“We may have lost almost a generation of students, and I’m really upset about it,” he said. “Everybody should have been involved in fixing these Youngstown schools.”

Bully Pulpit

All three candidates were asked about the power of the presidential bully pulpit to influence education. 

Bush said he would use the pulpit to stress that the American education system is in crisis. He noted that only 1/3rd of students are career-and-college ready, and that billions of dollars are spent at universities and community colleges for remediating students who graduated high school without adequate academic skills. 

He tied these failures in with the ongoing unrest in Ferguson, Missouri, saying that lack of educational opportunity creates kids who are aimless and think the system doesn’t work for them. 

“These are huge challenges, and now you see what happens on the first anniversary of Ferguson,” he said. 

Fixing education should be the first priority for the next president, he said. 

Fiorina said she would use the bully pulpit to have a conversation with the American people about the purpose of education. 

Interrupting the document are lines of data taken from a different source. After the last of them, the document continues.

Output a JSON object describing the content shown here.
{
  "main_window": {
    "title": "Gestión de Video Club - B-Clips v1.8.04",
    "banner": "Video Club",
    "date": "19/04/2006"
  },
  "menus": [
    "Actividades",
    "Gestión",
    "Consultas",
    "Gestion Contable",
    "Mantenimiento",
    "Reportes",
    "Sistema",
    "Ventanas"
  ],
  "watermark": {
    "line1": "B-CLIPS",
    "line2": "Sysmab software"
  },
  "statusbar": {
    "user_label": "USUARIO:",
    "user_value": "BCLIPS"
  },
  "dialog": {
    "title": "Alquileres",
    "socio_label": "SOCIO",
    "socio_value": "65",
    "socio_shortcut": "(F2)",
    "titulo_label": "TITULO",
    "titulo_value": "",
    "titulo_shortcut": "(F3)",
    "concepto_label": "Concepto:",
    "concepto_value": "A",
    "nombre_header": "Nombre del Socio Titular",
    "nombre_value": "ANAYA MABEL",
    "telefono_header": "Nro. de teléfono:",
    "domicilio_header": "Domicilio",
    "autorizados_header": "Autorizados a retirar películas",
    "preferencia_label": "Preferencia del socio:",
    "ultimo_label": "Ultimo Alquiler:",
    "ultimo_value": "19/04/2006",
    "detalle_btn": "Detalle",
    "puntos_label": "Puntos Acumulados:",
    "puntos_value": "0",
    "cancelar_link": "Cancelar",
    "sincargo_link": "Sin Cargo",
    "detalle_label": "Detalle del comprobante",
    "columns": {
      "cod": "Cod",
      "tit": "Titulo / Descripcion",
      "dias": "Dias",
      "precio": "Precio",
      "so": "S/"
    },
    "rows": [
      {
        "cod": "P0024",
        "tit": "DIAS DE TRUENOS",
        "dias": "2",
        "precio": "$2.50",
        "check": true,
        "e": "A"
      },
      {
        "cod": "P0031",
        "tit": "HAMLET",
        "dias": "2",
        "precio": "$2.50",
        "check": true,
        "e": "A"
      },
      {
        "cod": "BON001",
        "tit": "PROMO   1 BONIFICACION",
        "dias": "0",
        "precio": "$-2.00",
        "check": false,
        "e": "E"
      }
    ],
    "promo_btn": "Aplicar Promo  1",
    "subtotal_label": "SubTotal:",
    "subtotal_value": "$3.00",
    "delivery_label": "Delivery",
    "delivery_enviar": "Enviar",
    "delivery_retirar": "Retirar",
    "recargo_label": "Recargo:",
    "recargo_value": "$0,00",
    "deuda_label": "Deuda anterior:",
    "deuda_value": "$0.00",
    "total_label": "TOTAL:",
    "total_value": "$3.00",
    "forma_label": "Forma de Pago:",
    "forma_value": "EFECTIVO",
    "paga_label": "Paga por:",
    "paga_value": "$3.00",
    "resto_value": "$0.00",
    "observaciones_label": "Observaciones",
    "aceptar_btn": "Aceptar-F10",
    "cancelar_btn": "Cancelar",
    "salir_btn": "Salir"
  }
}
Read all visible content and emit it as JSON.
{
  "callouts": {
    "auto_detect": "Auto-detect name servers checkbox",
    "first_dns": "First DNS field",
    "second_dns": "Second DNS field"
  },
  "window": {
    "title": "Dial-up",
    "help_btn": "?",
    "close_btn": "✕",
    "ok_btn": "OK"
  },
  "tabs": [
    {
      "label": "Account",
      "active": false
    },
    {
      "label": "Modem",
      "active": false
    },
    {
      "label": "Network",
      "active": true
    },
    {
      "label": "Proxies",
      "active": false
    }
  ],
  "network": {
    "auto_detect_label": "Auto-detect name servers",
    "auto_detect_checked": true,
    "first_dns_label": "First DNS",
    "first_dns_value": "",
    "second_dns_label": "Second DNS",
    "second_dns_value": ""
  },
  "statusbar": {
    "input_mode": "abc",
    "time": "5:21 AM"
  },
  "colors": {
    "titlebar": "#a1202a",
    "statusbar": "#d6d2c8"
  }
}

She said too much emphasis is given to the connection between education and getting a job, and not enough time is spent on character development or citizen education. 

“I worry that we are no longer educating citizens,” she said. 

Schools shouldn’t just be focused on STEM lessons, but also on art, history, philosophy, and other subjects that can “feed children’s souls,” she said. 

She also said that innovation is the key to education’s future, and the American public needs to be educated that innovation is about risk, and mistakes must be tolerated. 

“Innovation at its core is individual experimentation,” she said. “And so we need to understand it in order to have more of it.”

One area that Kasich thought needed to be emphasized more to the American public was the influence of mentoring on student development. A good mentor can show students opportunities, and experiences they never knew were possible, he said.

He bemoaned the negative commentary he said comes out of unions and infects teachers. He said if he were king — not president — he would abolish teacher lounges where “they’re woe is us.” 

Learn more about the candidates’ positions on the issues.

Alex Granados

Alex Granados was the senior reporter for EducationNC from December 2014-March 2023.